rather than to collect debts. Although deeds of trust may be foreclosed
judicially after a default, they are not at their inception related to
judicial proceedings. In contrast to deeds of trust, assessment liens
are imposed unilaterally, only after a default, and only to initiate the
foreclosure process. They are more analogous to mechanics' liens than
deeds of trust in their purpose and effect. fn. 2
We further conclude that the litigation privilege attaches to the
publication of an assessment lien even if the homeowners association has
not decided, at the point the lien is filed, that it will pursue a
judicial foreclosure, and even if the lien is ultimately enforced by a
private sale. To conclude otherwise would make the privilege hinge upon
factual inquiries into which remedy associations intended to use, and
might lead associations to resort to judicial foreclosure in every case
simply to avoid the risk of tort liability. There is no reason to flood
the courts with such cases. The Legislature has given homeowners
associations a remedy of private sale, and we must avoid deterring the
use of that remedy while at the same time protecting associations'
access to the courts for purposes of judicial foreclosures. [3b] The
litigation privilege is created to afford "the utmost freedom of access
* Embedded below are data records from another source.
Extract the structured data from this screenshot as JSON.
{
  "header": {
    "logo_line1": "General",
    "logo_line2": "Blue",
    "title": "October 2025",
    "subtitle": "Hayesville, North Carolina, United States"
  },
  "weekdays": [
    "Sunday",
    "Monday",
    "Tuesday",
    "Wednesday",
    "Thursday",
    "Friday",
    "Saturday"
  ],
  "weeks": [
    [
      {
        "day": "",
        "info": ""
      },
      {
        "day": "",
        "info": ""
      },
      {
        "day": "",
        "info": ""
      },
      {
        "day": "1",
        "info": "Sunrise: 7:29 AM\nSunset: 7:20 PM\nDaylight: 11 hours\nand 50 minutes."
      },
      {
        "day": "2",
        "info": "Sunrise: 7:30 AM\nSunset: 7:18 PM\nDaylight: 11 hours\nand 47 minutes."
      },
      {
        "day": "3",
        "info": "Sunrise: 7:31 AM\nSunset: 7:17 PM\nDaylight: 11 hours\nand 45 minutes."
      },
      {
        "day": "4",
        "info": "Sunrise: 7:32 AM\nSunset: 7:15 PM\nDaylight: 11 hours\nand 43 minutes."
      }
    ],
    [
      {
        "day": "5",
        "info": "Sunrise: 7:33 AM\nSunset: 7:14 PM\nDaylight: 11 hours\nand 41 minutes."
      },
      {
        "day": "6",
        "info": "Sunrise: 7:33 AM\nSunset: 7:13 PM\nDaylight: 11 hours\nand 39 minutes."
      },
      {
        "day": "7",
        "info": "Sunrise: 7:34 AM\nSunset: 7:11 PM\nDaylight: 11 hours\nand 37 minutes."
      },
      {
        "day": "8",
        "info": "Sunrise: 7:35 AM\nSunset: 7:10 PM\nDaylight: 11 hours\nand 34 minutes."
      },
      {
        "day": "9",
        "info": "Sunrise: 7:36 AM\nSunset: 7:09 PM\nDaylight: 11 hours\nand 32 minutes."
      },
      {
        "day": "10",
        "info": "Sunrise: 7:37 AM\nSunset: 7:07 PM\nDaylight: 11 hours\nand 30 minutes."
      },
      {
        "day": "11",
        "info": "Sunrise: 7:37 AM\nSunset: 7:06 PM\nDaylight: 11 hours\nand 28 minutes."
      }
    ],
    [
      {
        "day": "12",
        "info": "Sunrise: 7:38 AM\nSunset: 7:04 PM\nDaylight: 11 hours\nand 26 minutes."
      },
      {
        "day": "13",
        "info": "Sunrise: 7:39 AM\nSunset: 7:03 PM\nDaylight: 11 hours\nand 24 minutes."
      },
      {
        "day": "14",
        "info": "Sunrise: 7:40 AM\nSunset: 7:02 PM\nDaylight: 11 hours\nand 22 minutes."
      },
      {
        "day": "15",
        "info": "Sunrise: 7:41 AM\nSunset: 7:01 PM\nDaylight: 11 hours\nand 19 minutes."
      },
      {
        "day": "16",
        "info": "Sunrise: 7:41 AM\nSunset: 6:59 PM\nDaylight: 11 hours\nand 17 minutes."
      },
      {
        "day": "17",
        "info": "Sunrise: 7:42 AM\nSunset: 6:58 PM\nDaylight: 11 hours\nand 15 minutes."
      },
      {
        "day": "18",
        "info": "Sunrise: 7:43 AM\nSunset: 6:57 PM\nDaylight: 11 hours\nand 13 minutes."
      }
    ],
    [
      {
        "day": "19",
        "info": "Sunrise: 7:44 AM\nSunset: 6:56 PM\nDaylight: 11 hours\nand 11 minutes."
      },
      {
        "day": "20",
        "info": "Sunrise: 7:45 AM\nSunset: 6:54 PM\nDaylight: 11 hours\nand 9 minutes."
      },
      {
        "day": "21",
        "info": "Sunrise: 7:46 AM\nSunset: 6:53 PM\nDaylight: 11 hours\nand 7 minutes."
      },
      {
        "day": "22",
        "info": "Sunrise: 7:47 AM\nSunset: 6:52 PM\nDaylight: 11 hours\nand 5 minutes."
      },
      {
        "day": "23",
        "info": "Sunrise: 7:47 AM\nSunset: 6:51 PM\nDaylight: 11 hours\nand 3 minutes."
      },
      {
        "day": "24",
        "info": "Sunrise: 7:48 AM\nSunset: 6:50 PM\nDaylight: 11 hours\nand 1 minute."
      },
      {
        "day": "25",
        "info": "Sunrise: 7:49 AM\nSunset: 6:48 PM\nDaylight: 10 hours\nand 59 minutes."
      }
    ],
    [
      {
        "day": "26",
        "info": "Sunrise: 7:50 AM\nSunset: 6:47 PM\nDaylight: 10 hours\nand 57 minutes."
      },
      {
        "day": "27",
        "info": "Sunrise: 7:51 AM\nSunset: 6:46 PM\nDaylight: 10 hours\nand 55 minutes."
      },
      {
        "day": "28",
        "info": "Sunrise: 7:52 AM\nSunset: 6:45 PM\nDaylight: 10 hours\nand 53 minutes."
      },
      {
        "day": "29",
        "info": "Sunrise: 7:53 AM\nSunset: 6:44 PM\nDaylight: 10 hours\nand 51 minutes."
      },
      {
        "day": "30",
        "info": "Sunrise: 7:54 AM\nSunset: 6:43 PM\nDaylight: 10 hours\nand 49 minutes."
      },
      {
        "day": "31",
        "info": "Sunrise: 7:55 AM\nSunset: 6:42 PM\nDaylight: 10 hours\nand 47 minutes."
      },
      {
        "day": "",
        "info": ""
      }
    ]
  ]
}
to the courts without fear of being harassed subsequently by derivative
tort actions." (Silberg v. Anderson, supra, 50 Cal.3d at p. 213.) [1c]
Thus, we would not reach a different result even if, as appellant
alleged below in opposition to the demurrer, respondent informed a third
party that it intended to enforce the lien through a private sale.
 Appellant also contends that the privilege should not apply because
respondent's publication was intentional and malicious. He cites Earp v.[18 Cal.App.4th 571] Nobmann (1981) 122 Cal.App.3d 270
[175 Cal.Rptr. 767], for the proposition that this kind of
disparagement is an exception to the privilege. However, Silberg v.
Anderson, supra, 50 Cal.3d at page 216, held that the absolute privilege
extends to publications in judicial proceedings regardless of whether
malice or intent to harm was involved. The court disapproved Earp and
other cases which sought to limit the privilege to publications which
serve the "interests of justice." (Id., at pp. 216-219.) Therefore, this
contention is meritless.
We do not share appellant's concern that our decision will prompt
condominium associations to file a flood of fraudulent assessment liens
against their neighbors, but should that occur the Legislature is free
to limit the litigation privilege for such liens as it has recently done
with respect to lis pendens (see fn. 1, ante).
 We note finally that our holding does not prevent those who are
subject to homeowners' assessment liens from seeking declaratory relief
or filing quiet title actions to contest the validity of liens that are
The judgment of dismissal is affirmed. Costs to respondent.
Anderson, P. J., and Reardon, J., concurred.
Albertson's holding that lis pendens are absolutely privileged has been
partially abrogated by a recent amendment to Civil Code section 47,
subdivision (b), which now provides that lis pendens are protected only
when the party using this remedy has filed an action affecting title or
possession to the property with a court of competent jurisdiction. This
amendment may have been prompted by concerns that lis pendens were often
filed by parties without any legitimate claim. (Cf. 3 Witkin, Cal.
Procedure (3d ed. 1985) Actions, § 272, p. 299 [noting that lis pendens
were "easily invoked with little hazard to cloud titles and force
settlement of groundless suits"].) We have not been apprised of any
similar concerns with respect to homeowners assessment liens but, in any
event, the amendment to Civil Code section 47, subdivision (b) does not
detract from the reasoning in Albertson upon which we rely.
We note also that while the prospect of tort liability for forged deeds
of trust does not affect the availability of credit, that prospect
could greatly impair the efficacy of assessment liens.